31 January, 2013
It’s been a little while since I’ve done any posts about my process, so I thought I would remedy that here. The image above shows the various stages of development for The Cabin in the Woods illustration I posted yesterday.
Illustrations like this start with a pencil sketch. Truth be told, they start with a lot of pencil sketches. It sometimes takes a while to come up with a direction I am happy with. The final pencil sketch does not have to be perfect, it just needs to be close enough for me to have something to start working with. I will often add or refine details in the next stage.
Once I get a pencil sketch that I am satisfied with, I import it into Adobe Illustrator to use as the basis for a vector drawing. The pencil sketch is placed on a separate layer and then the I start re-drawing it using the pen tool. A lot of people don’t like using the pen tool, but I actually feel somewhat comfortable with it (as long as I don’t have to draw something from scratch with it). At this stage, I try and get the shapes exactly how I want them. I am less concerned about the colors. For those, I try to block in the basic color direction I want, but I leave a lot of room to tweak and finesse when I get to the next stage.
The next stage is done in Photoshop.

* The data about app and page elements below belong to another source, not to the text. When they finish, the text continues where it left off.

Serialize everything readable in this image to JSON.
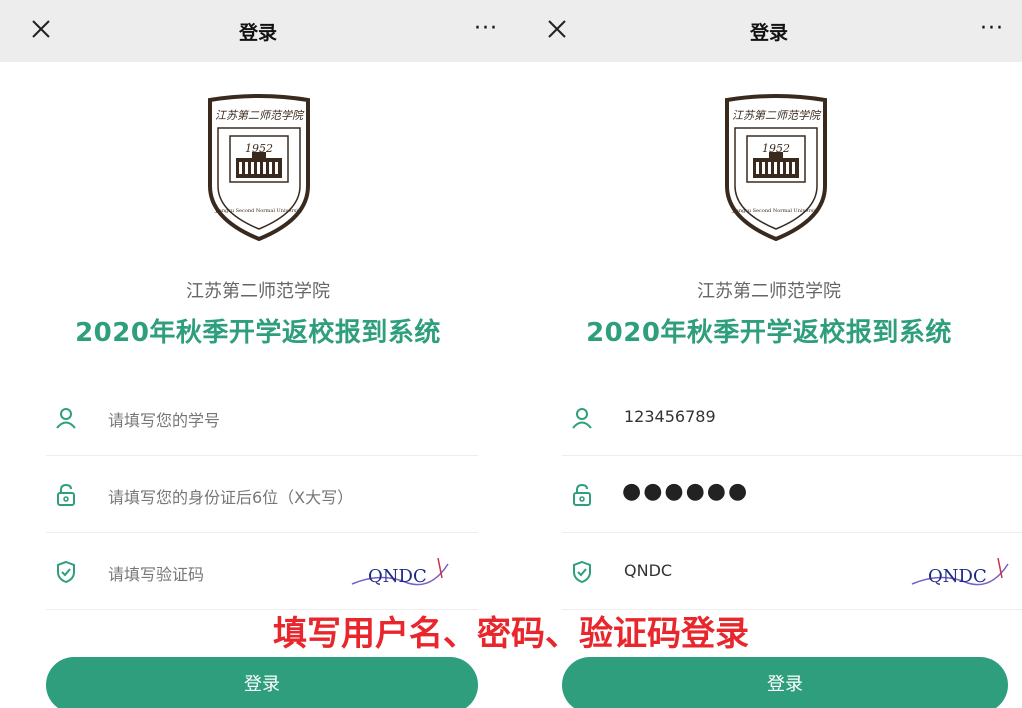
{
  "left": {
    "topbar": {
      "title": "登录",
      "more": "···"
    },
    "school_name": "江苏第二师范学院",
    "system_title": "2020年秋季开学返校报到系统",
    "student_id": {
      "placeholder": "请填写您的学号"
    },
    "password": {
      "placeholder": "请填写您的身份证后6位（X大写）"
    },
    "captcha": {
      "placeholder": "请填写验证码",
      "image_text": "QNDC"
    },
    "login_button": "登录"
  },
  "right": {
    "topbar": {
      "title": "登录",
      "more": "···"
    },
    "school_name": "江苏第二师范学院",
    "system_title": "2020年秋季开学返校报到系统",
    "student_id": {
      "value": "123456789"
    },
    "password": {
      "value": "●●●●●●"
    },
    "captcha": {
      "value": "QNDC",
      "image_text": "QNDC"
    },
    "login_button": "登录"
  },
  "emblem": {
    "top_text": "江苏第二师范学院",
    "year": "1952",
    "ring_text": "Jiangsu Second Normal University"
  },
  "annotation": "填写用户名、密码、验证码登录",
  "colors": {
    "accent": "#2e9e7d",
    "annotation": "#e8262b",
    "topbar": "#ededed"
  },
  "icons": [
    "close-icon",
    "more-icon",
    "user-icon",
    "lock-icon",
    "shield-check-icon"
  ]
}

I export the drawing from Illustrator as a PSD file. This option allows me to retain any layers I set up in Illustrator. This is extremely helpful in dealing with separate elements in more complex illustrations. I open the exported PSD in Photoshop and then set out to “un-vectorize” the illustration. While I like many of the advantages that the vector tools bring in Illustrator, I don’t like the “raw” vector look of those tools. This Photoshop stage is where I can rough up the illustration a bit, and make it look more like it was done by human hands. I had some tone, shadow and texture to give it a slight painted feel. I also fine tune the colors to give them a little more pop.

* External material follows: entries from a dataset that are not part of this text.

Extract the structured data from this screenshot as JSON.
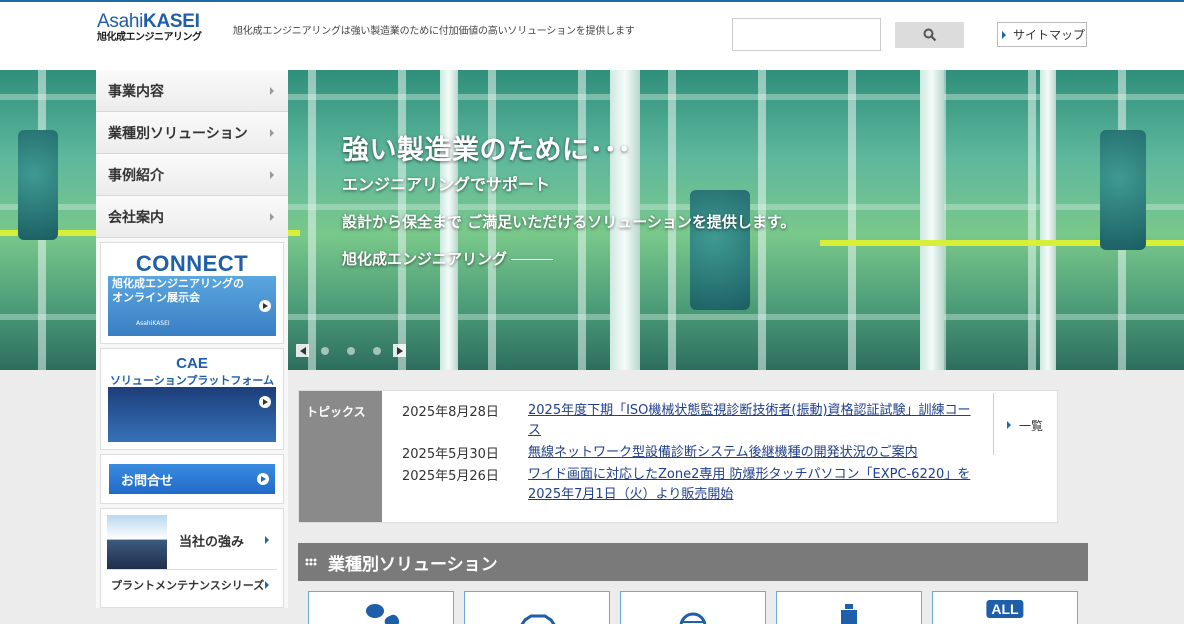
{
  "header": {
    "logo_top": "AsahiKASEI",
    "logo_top_a": "Asahi",
    "logo_top_b": "KASEI",
    "logo_bottom": "旭化成エンジニアリング",
    "tagline": "旭化成エンジニアリングは強い製造業のために付加価値の高いソリューションを提供します",
    "search_placeholder": "",
    "search_icon": "search-icon",
    "sitemap_label": "サイトマップ"
  },
  "hero": {
    "title": "強い製造業のために･･･",
    "subtitle": "エンジニアリングでサポート",
    "description": "設計から保全まで ご満足いただけるソリューションを提供します。",
    "company": "旭化成エンジニアリング"
  },
  "nav": {
    "items": [
      {
        "label": "事業内容"
      },
      {
        "label": "業種別ソリューション"
      },
      {
        "label": "事例紹介"
      },
      {
        "label": "会社案内"
      }
    ]
  },
  "banners": {
    "connect_title": "CONNECT",
    "connect_sub1": "旭化成エンジニアリングの",
    "connect_sub2": "オンライン展示会",
    "connect_logo": "AsahiKASEI",
    "cae_title": "CAE",
    "cae_sub": "ソリューションプラットフォーム",
    "contact_label": "お問合せ",
    "strength_label": "当社の強み",
    "plant_maintenance_label": "プラントメンテナンスシリーズ"
  },
  "topics": {
    "label": "トピックス",
    "all_label": "一覧",
    "items": [
      {
        "date": "2025年8月28日",
        "title": "2025年度下期「ISO機械状態監視診断技術者(振動)資格認証試験」訓練コース"
      },
      {
        "date": "2025年5月30日",
        "title": "無線ネットワーク型設備診断システム後継機種の開発状況のご案内"
      },
      {
        "date": "2025年5月26日",
        "title": "ワイド画面に対応したZone2専用 防爆形タッチパソコン「EXPC-6220」を2025年7月1日（火）より販売開始"
      }
    ]
  },
  "solutions": {
    "header": "業種別ソリューション",
    "all_badge": "ALL",
    "cards": [
      "pills-icon",
      "car-icon",
      "helmet-icon",
      "bottle-icon",
      "all-icon"
    ]
  },
  "colors": {
    "brand_blue": "#1f5ea8",
    "gray_header": "#7a7a7a",
    "link": "#1f3f8a"
  }
}
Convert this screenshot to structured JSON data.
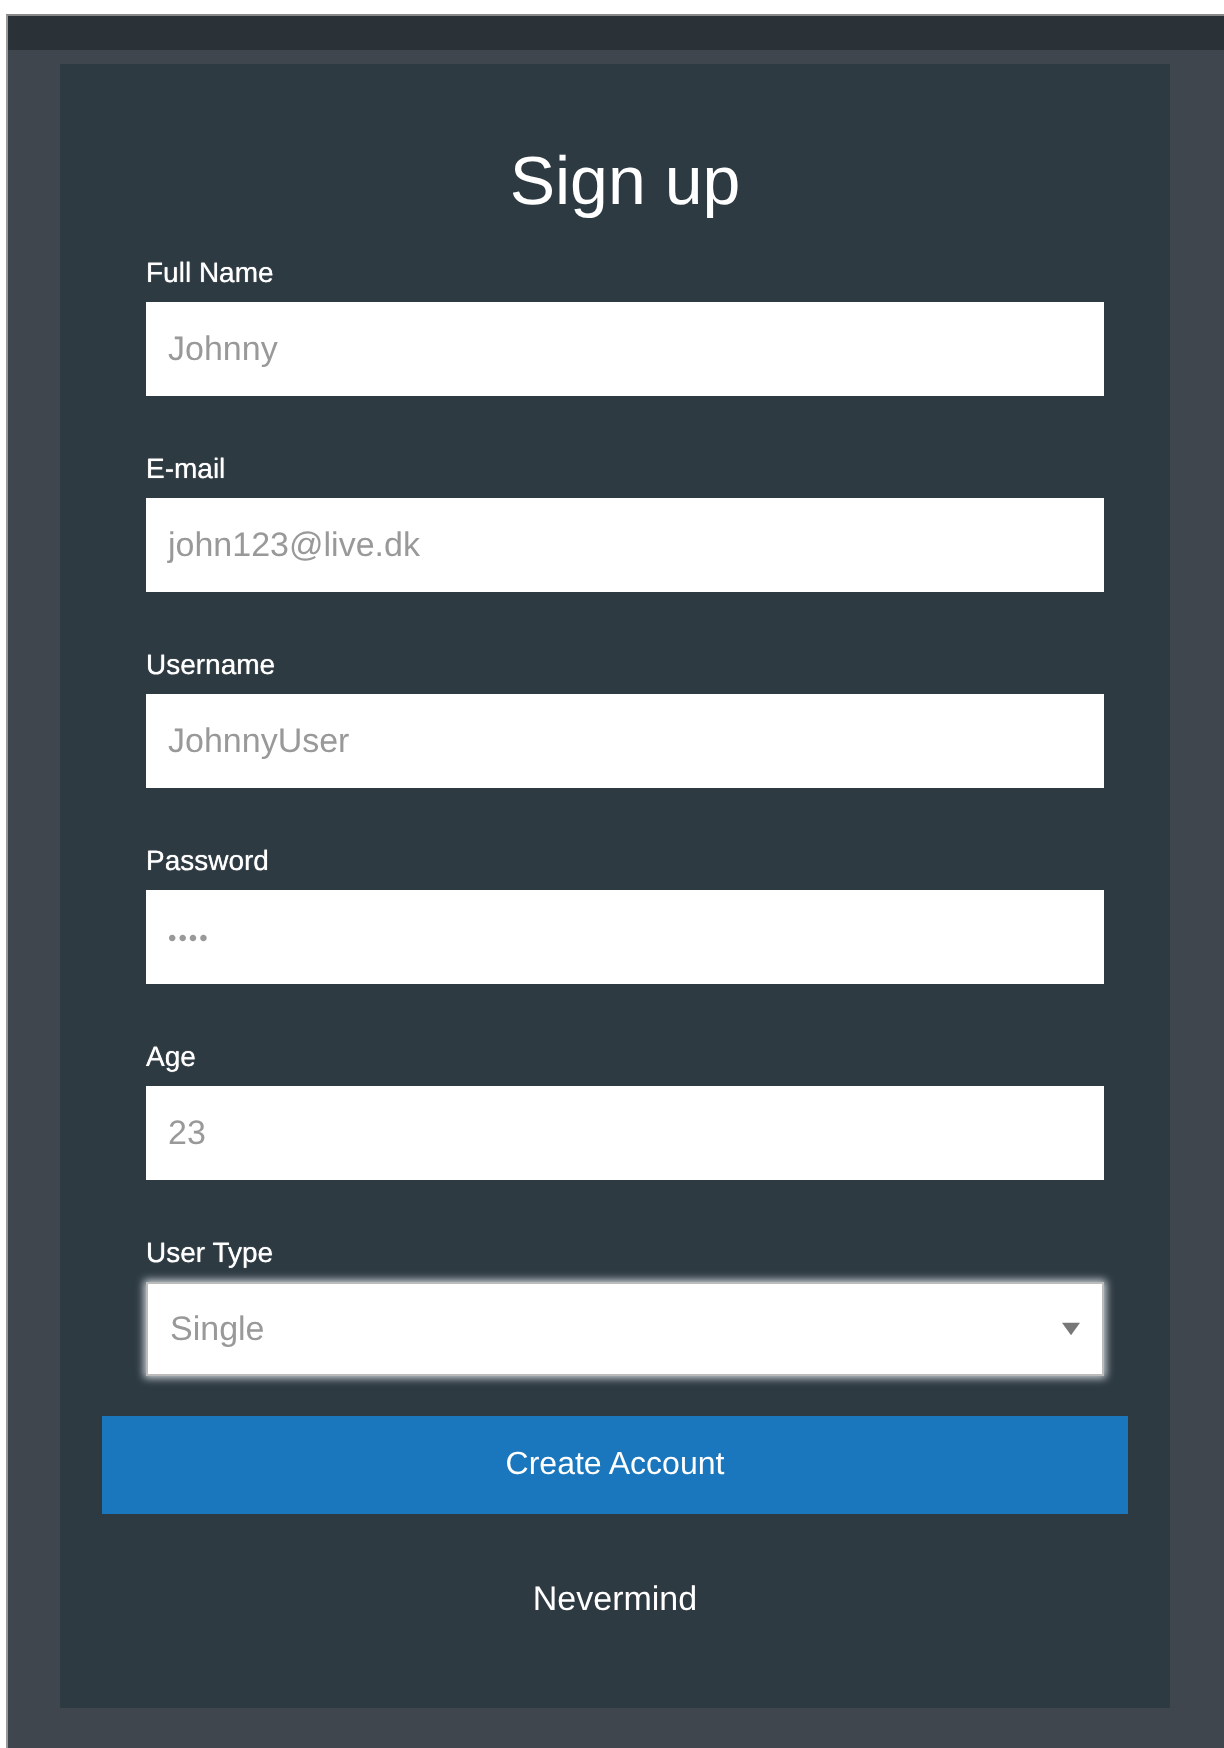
{
  "dialog": {
    "title": "Sign up",
    "fields": [
      {
        "label": "Full Name",
        "kind": "text",
        "value": "Johnny",
        "focused": false
      },
      {
        "label": "E-mail",
        "kind": "text",
        "value": "john123@live.dk",
        "focused": false
      },
      {
        "label": "Username",
        "kind": "text",
        "value": "JohnnyUser",
        "focused": false
      },
      {
        "label": "Password",
        "kind": "password",
        "value": "••••",
        "focused": false
      },
      {
        "label": "Age",
        "kind": "text",
        "value": "23",
        "focused": false
      },
      {
        "label": "User Type",
        "kind": "select",
        "value": "Single",
        "focused": true
      }
    ],
    "primary_button": "Create Account",
    "secondary_button": "Nevermind"
  }
}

And that’s pretty much about it! The whole process takes a bit more time than I would like, but I like the results I get. It’s a totally different feel from my brush and ink stuff.